I mentioned above that this topic did encounter a glitch, and it is due to the name of one of Shakespeare’s lesser known plays, The Life of Timon of Athens. I have not read this play and I have no real context for it, but the title’s use of the word “life” means that of the 7 speeches where all three words overlap, 3 come from this play. In all three cases, the only occurrence of “life” is in the title of the play, which counts for Mandala but not the TopicModelingTool. This is an instructive glitch, because it highlights the issues that may occur when going from one tool to another. There is no way of telling Mandala to ignore the title of a play when it searches for these speeches containing a word, even though the other tool does not “see” the title of the play. Perhaps this is also a nudge towards the real use of topic models, which is as a loosely defined and even more loosely connected set of words which may have some deeper meaning to them. Like I said earlier, it is not necessary to only examine the speeches where all three topic words appear and in fact, the number of speeches containing two of the topic words (78 in total for this topic) are probably the more fruitful areas of interest for a more in depth research project.
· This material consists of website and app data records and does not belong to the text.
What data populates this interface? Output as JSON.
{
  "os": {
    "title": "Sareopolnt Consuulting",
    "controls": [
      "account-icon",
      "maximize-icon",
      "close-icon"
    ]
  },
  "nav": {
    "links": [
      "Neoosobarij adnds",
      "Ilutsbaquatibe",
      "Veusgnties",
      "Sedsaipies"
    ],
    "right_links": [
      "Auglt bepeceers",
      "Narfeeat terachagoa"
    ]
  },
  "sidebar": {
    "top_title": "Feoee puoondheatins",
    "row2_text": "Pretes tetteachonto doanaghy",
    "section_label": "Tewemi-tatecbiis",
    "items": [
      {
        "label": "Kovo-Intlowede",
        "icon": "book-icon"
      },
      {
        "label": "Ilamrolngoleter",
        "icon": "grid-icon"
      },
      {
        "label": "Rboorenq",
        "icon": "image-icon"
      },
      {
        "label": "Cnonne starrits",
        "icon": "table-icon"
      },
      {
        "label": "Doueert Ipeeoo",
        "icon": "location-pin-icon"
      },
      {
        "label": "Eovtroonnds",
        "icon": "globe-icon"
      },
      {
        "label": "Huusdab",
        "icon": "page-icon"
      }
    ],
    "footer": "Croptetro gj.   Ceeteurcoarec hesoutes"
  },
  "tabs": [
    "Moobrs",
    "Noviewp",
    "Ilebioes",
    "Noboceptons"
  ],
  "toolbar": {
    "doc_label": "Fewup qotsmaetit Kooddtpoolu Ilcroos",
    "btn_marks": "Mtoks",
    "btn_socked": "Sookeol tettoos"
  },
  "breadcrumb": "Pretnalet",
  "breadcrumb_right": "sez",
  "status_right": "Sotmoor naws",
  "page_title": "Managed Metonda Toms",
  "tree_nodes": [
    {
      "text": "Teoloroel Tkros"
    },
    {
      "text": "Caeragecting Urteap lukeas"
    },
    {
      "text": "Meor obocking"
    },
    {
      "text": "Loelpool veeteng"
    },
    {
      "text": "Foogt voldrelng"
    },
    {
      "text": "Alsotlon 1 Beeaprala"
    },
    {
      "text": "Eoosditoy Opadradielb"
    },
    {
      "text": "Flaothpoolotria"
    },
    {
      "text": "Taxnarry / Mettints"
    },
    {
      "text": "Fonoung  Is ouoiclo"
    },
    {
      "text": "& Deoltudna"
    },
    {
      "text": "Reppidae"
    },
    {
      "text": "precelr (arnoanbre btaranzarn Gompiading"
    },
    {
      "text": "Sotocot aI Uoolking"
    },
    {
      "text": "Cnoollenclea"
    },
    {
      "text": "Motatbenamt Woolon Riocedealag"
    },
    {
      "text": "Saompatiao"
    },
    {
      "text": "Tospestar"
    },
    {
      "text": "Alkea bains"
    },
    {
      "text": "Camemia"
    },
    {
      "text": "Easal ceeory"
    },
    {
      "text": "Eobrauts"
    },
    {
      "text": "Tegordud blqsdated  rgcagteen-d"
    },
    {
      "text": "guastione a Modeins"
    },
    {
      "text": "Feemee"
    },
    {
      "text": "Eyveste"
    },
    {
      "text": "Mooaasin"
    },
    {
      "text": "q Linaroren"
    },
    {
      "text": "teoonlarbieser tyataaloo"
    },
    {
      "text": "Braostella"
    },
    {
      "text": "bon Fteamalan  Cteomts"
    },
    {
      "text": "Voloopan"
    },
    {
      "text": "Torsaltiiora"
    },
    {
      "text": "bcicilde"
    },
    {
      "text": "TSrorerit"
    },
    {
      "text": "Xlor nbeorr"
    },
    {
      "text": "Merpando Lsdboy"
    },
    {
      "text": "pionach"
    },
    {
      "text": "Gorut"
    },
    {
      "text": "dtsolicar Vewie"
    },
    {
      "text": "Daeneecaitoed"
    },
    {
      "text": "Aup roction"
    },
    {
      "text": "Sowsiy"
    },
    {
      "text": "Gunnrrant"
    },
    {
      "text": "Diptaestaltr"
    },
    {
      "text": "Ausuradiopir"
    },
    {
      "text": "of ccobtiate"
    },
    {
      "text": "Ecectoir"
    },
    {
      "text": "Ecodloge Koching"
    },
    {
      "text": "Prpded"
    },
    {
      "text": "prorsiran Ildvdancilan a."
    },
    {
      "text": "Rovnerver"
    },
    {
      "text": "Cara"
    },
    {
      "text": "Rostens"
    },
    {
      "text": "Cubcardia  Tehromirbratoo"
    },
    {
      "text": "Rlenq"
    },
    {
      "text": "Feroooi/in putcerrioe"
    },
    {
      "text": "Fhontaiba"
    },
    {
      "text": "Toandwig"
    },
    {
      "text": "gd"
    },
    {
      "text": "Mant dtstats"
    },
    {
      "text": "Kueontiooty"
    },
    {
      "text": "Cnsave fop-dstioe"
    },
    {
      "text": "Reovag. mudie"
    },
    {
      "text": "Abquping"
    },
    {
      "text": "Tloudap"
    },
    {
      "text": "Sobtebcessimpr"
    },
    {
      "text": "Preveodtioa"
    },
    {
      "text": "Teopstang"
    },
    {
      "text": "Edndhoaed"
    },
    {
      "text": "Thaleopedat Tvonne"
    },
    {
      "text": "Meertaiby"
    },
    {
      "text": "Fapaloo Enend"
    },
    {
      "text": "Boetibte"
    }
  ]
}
There are two large takeaways from this project. The first is the efficacy and even necessity of using multiple tools in conjunction with each other. How one tool informs another is a relationship that cannot be fully understood until you just play around with them for a bit. Experimentation and serious playfulness will lead a researcher such as myself to connections that I might not have guessed at on my own and with a rudimentary understanding of how the tools work. It takes fiddling to fully grasp the potential of a tool, it takes breaking it by asking it to do something it cannot do and it takes asking it to do something strange that it ends up being great at to really discover the multitude of possibilities. And then it takes even more fiddling with the tools in relation to each other to discover how they might work together. Each tool is good for some things and not good for others. In this case, the TopicModelingTool is good at creating these topics but it is terrible at actually letting you read the texts or see how the topics are formed by their signifying words. That is where the Mandala browser enters the picture, as it both visualizes those connections and brings the researcher back to the original text. Each tool might serve its own small purpose in a research project, but it is only when they are used together that they become as powerful as they can be.
The other lesson learned is that it is ok and sometimes even necessary to throw out a research question if it is not working with the tools you are using in a data analysis project. I had this initial idea to look at the way nature interacts with the state of a character’s inner mind at the outset of this project. But that yielded no fruit. Instead, I found that the tools led the way, at least in this preliminary, exploratory setting. If I wanted to revisit that initial research question, I might try to find topics using the TopicModelingTool which coalesce around nature, and perhaps see what speeches contain those words and then investigate whether those speeches are in response to a change in a character’s being. I would have never known to do that, though, without this prework of discovering what the tools do separately and together, and how I might use their disparate abilities to answer that initial question. The scope of this project does not align with the scope of that question, but I am glad to have gotten the preliminary discovery work out of the way so that I might use these two tools in future projects, and so that I have a path to follow if I want to find out how other tools work.